To have death in one’s mind so much, you become almost numb to it. I’ll occasionally remark to someone that I get to be a fulltime dad, until Merrill dies. And it comes across so flippantly and matter-of-fact, it catches people off guard, and I forget that death is not an everyday occurrence for some people. Sometimes when I’m helping Merrill change clothes or transfer him from the bed to his wheelchair, he’ll moan in pain. I’ll always ask him if he’s ok, and sometimes he’ll answer “Oh, I’ll live…. (dammitt).” It’s often hard to interpret if he is joking, or serious. We discuss his death on occasion. Janet and I have told him a couple times that it is ok for him to die. We talk about what heaven (or hell) will be like for him. We talk about the ceremony we’ll have, and what it may be like. I like to talk with him about what music we might have played. Sometimes the discussion is fun, sometime serious, sometimes sad. On occasion he shares concerns about his money and property, and who will get what. All these discussion are surreal. I walk away from them and think “Ok, that’s it. He will probably die tomorrow” and find I’m wrong the next day, and wake him to have his breakfast.

Our lives are scheduled around him everyday. We work hard on the weekends and evenings to give him a meal at a normal time, though often we give him 2:00 lunches or 10:00 suppers. Sometimes I will get supper started for him, and then we pass him off as I go to a rehearsal or something and Janet will finish and help him back to bed. There are also times when we be someplace for a good chunk of the day, and I will run home to feed him, and after he’s done, will rush back to Janet and Maeve to partake in whatever event we are doing. We often take two cars for this purpose too. Every week Janet and I map out our evenings and figure our who’s feeding him and when.

I’m sharing this now (with Janet’s permission) to share more about my family. In this blog, I love to show fun pics of the house and Maeve and Janet, but that’s not a complete picture of our family.
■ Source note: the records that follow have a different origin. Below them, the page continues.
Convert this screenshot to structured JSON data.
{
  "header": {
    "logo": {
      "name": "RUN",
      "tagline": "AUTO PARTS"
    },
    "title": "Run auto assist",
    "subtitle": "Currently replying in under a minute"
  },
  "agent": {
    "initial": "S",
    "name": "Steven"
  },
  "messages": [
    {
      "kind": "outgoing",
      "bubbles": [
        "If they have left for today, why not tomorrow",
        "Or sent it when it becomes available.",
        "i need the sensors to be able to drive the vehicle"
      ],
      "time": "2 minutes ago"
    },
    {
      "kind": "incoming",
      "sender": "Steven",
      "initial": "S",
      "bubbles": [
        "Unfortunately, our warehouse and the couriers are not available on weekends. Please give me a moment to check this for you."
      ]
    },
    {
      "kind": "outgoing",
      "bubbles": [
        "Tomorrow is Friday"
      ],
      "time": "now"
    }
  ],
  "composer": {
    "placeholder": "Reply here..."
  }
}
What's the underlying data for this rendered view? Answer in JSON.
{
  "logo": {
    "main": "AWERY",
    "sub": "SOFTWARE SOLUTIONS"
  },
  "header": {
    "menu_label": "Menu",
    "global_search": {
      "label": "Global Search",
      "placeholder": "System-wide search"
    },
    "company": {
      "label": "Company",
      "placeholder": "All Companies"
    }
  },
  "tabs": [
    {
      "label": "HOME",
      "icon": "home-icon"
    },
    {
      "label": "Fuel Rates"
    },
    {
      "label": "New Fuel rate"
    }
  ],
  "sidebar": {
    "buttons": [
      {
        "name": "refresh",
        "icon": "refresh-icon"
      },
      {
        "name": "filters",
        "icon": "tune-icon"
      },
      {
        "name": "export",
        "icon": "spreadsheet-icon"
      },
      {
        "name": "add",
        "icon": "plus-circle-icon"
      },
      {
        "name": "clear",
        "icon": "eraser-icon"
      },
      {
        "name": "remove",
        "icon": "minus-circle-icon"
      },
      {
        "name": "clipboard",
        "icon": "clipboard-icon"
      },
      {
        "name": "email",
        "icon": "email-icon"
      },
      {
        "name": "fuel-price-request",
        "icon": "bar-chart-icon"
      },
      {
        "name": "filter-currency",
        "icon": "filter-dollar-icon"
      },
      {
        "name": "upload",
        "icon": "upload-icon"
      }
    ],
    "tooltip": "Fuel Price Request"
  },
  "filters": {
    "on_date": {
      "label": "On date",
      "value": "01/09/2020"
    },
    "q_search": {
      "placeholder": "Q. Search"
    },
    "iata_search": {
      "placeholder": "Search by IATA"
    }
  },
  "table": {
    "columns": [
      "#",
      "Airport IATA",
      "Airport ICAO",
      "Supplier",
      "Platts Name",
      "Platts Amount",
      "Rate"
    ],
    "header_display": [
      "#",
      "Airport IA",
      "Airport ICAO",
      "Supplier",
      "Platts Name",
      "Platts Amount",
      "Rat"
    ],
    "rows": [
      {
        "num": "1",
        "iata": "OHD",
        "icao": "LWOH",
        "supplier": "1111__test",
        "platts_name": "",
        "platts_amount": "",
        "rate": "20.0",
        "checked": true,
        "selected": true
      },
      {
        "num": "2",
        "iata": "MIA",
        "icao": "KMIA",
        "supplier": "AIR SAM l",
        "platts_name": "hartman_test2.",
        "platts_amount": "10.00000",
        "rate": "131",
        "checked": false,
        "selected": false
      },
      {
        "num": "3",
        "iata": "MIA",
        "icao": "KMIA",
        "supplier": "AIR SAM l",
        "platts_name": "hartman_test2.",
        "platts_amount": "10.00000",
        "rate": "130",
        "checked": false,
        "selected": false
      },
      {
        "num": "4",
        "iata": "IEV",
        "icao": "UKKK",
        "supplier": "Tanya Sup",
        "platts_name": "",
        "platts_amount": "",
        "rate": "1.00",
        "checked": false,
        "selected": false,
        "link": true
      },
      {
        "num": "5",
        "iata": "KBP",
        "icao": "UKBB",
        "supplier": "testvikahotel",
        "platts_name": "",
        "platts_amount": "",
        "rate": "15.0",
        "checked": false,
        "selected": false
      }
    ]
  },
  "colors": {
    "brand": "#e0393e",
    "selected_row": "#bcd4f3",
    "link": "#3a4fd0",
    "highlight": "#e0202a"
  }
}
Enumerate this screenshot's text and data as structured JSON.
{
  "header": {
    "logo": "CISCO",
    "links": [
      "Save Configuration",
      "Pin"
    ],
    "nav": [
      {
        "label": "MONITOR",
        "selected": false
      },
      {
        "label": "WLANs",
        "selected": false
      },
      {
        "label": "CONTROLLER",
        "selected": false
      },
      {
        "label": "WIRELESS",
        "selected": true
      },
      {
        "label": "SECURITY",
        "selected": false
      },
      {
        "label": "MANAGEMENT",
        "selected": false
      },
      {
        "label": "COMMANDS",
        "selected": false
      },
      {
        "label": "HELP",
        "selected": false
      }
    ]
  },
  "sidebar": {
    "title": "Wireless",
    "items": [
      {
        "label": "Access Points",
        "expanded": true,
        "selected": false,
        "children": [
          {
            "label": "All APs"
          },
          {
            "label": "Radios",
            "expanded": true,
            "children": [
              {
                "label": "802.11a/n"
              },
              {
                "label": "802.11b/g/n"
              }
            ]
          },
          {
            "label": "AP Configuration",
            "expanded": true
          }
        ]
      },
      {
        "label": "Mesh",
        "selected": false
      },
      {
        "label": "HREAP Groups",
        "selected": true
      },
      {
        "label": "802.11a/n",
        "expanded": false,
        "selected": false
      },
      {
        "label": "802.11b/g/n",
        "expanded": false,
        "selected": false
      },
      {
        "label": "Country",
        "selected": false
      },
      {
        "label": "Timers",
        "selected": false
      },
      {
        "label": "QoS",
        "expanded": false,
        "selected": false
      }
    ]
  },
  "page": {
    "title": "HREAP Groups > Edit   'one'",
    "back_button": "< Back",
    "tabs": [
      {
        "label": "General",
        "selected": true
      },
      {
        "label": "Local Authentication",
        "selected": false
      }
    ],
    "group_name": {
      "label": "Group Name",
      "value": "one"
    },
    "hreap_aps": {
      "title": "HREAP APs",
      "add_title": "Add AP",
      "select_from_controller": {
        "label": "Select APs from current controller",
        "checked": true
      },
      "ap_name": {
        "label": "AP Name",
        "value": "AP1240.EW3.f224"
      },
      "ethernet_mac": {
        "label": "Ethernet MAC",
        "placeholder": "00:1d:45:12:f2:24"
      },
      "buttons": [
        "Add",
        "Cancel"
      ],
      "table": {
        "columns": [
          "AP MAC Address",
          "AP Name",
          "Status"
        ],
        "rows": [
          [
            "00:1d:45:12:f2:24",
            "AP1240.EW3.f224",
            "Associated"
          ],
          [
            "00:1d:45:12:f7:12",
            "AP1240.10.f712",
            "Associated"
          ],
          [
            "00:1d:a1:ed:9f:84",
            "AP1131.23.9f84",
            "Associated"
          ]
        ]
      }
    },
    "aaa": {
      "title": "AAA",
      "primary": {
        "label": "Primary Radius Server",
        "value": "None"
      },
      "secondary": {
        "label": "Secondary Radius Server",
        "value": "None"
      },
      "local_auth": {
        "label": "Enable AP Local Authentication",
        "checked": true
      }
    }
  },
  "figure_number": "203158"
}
Merrill is part of my family too, and a part I want to share. He is a funny guy, likeable, and interesting. It’s not always fun to live with him, and there are often days when my patience is stretched. But having him live with us, and taking care of him is a unique experience, and one I want to remember and live to it’s fullest… including it’s end…

… which could be tomorrow, or next week, or next year.

Today’s Tuesday pic…

November 30, 2005

Only a couple more Tuesdays left for the Tuesday pics….

Tuesday pics updated

November 29, 2005

I finally updated the Tuesday pictures.

(Except for todays)

November 28, 2005


Our new kitchen faucet (and flawless countertop!).

November 28, 2005


And our mainfloor bath now has faucets.

November 28, 2005


Plumber was coming back today to install faucets that were back-ordered. This gave me the chance to put in a new countertop, as I made some mistakes with our present one. Here is a pic of the prepared countertop, waiting for the plumber.

November 28, 2005


Still have a few boxes to go… but there’s daylight ahead!

November 28, 2005


Mom and Maeve take a break and play!

November 28, 2005


We spent most of the day cleaning and unpacking today. Here Janet is about to throw away our wedding RSVPs from a year and a half ago. It was a nice tall stack!